A recent supernova in M100 Supernovae mark the (spectacular) evolutionary endpoint for a subset of stellar systems. Standard models predict that they originate from massive stars and (probably) close binaries with a compact (WD, neutron star) component, but there are still some questions remaining over whether we fully understand the range of possible progenitors. The last decade has seen the development of a number of large-scale programs, usually using moderate-sized telescopes, that are dedicated to monitoring (relatively nearby galaxies, searching for new supernovae. This program obtains follow-up images of recent supernovae, concentrating on systems within 20 Mpc of the Milky Way. The observations are taken well after maximum, with the aim of using the high spatial resolution of WFPC2 to identify the fading remnant and perhaps determine its origin.

GO 11972: Investigating the Early Solar System with Distant Comet Nuclei

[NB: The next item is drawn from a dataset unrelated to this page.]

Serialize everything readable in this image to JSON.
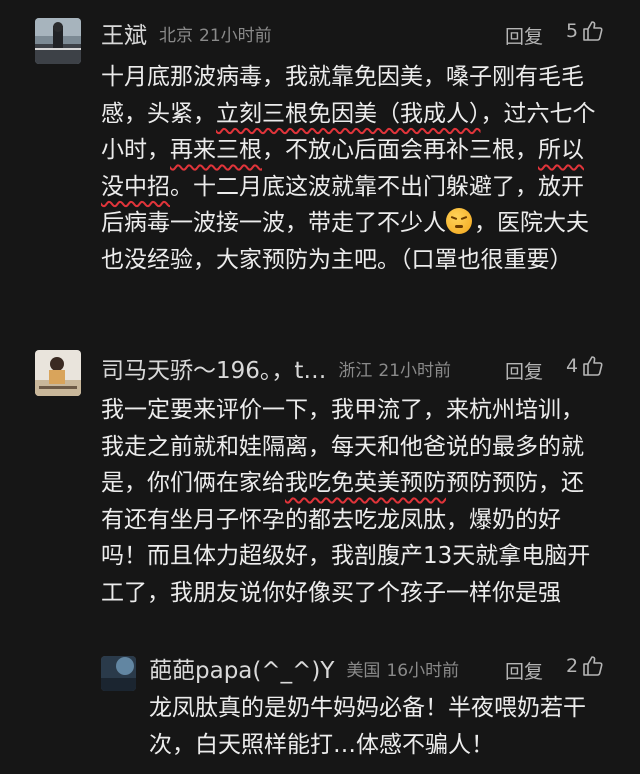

The nucleus of Comet Borelly, as resolved by Deep Space 1 Comets are among both the least substantial and most spectacular inhabitants of the Solar System. They are believed to have played an important role in the early Solar System, delivering water to Earth shortly after its formation. Near the Sun, great comets can spawn tails that are millions of miles in length, stretching over tens of degrees. The source of that splendour is a small cometary nucleus, typically no more than 10-20 kilometres in size. The aim of the present program is to use WFPC2 to image eight dynamically new, long-period comets when they are at large distances from the Sun, and their activity levels are low. Those data will be used to estimate the sizes of the individual nuclei, providing information that can be fed into models used to predict thermal properties and outgassing behviours.

GO 11974: High-resolution imaging for 9 very bright, spectroscopically confirmed, group-scale lenses

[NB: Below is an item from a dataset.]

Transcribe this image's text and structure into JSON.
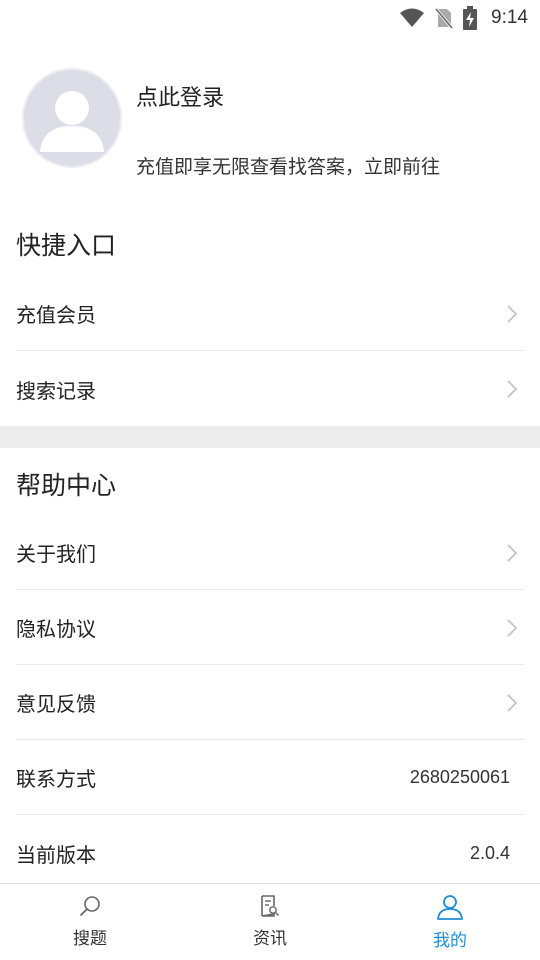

Strong galaxian lens from the SLACS survey Gravitational lensing provides a powerful method of tracing the mass distribution in both galaxy clusters and individual galaxies, while at the same time amplifying the light from background galaxies to allow detailed investigation of their properties. This proposal will obtain WFPC2 observations of a 9 strong lenses, identified from the ground-based Sloan Digital Sky Survey. By themselves, the SDSS data have neither sufficient resolution nor sensitivity to map the detailed structure of the lens, and hence the underlying galaxian potential. The aim is to combine the WFPC2 data with detailed models to measure the mass distribution and light profiles of the lensing galaxies, and constrain the morphological properties of the background lensed galaxy.

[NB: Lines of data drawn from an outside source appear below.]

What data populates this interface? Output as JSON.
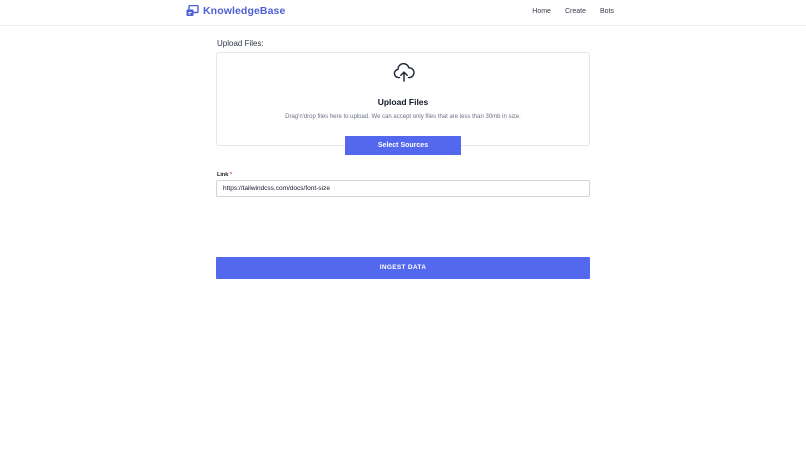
{
  "brand": {
    "name": "KnowledgeBase",
    "icon": "knowledge-base-logo-icon",
    "color": "#4c5fd5"
  },
  "nav": {
    "items": [
      {
        "label": "Home"
      },
      {
        "label": "Create"
      },
      {
        "label": "Bots"
      }
    ]
  },
  "upload": {
    "section_label": "Upload Files:",
    "icon": "cloud-upload-icon",
    "title": "Upload Files",
    "description": "Drag'n'drop files here to upload. We can accept only files that are less than 30mb in size.",
    "select_button_label": "Select Sources"
  },
  "link_field": {
    "label": "Link",
    "required_marker": "*",
    "value": "https://tailwindcss.com/docs/font-size"
  },
  "ingest_button_label": "INGEST DATA",
  "colors": {
    "accent": "#5468ee",
    "required": "#e53e3e"
  }
}
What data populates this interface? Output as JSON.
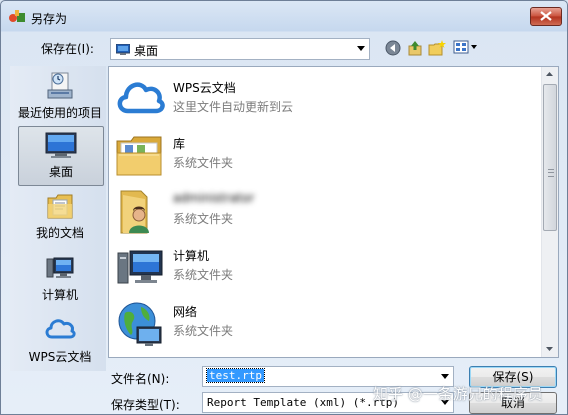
{
  "window": {
    "title": "另存为",
    "close_icon": "close-icon"
  },
  "toolbar": {
    "look_in_label": "保存在(I):",
    "look_in_value": "桌面",
    "icons": [
      "back-icon",
      "up-folder-icon",
      "new-folder-icon",
      "view-menu-icon"
    ]
  },
  "places": [
    {
      "label": "最近使用的项目",
      "icon": "recent-items-icon",
      "active": false
    },
    {
      "label": "桌面",
      "icon": "desktop-icon",
      "active": true
    },
    {
      "label": "我的文档",
      "icon": "my-documents-icon",
      "active": false
    },
    {
      "label": "计算机",
      "icon": "computer-icon",
      "active": false
    },
    {
      "label": "WPS云文档",
      "icon": "cloud-icon",
      "active": false
    }
  ],
  "files": [
    {
      "name": "WPS云文档",
      "sub": "这里文件自动更新到云",
      "icon": "cloud-icon"
    },
    {
      "name": "库",
      "sub": "系统文件夹",
      "icon": "library-icon"
    },
    {
      "name": "administrator",
      "sub": "系统文件夹",
      "icon": "user-folder-icon",
      "obscured": true
    },
    {
      "name": "计算机",
      "sub": "系统文件夹",
      "icon": "computer-icon"
    },
    {
      "name": "网络",
      "sub": "系统文件夹",
      "icon": "network-icon"
    }
  ],
  "form": {
    "filename_label": "文件名(N):",
    "filename_value": "test.rtp",
    "filetype_label": "保存类型(T):",
    "filetype_value": "Report Template (xml) (*.rtp)",
    "save_button": "保存(S)",
    "cancel_button": "取消"
  },
  "watermark": "知乎 @一条游兄的程序员",
  "colors": {
    "accent": "#3399ff",
    "close_red": "#c9503b",
    "cloud_blue": "#2b7cd3"
  }
}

GO 11986: Completing HST's Local Volume Legacy

SIRTF image of NGC 2976 (from the SINGS program) Colour-magnitude diagrams derived from photometric surveys have proven invaluable in developing our understanding of the main properties of the galactic stellar populations. Large ground-based telescopes allowed extension of this type of analysis to the principal satellites of the Milky Way and, to a limited extent, the Andromeda spiral. With the advent of HST, particularly following SM3B and the installation of the Advance Camera for Surveys, those fundamental CMD studies can be extended to higher-density star fields, fainter magnitudes and intrinsically lower luminosity stars. Until recently, studies have concentrated on nearer Local Group galaxies; the ambitious aim of the original incarnation of this program (Program GO 10915, The ACS Nearby Galaxy Survey) was to conduct a systematic survey of all major star-forming galaxies within ~3.5Mpc of the Milky Way, together with a number of galaxies in the M81 group at a distance of ~4 Mpc. That program included a total of 45 galaxies, ranging from massive spiral systems to dwarf galaxies. Initially, observations were made using the wide-field camera on ACS, sampling selected fields in the wide-V (F606W) and I (F814W) passbands. Following the ACS failure in January 2007, the program was re-designed, focusing on WFPC2 observations of the larger galaxies within ~3.5 Mpc, as program GO 11307: Completing the ACS Galaxy Survey with WFPC2.

Past weeks:
page by Neill Reid, updated 22/3/2009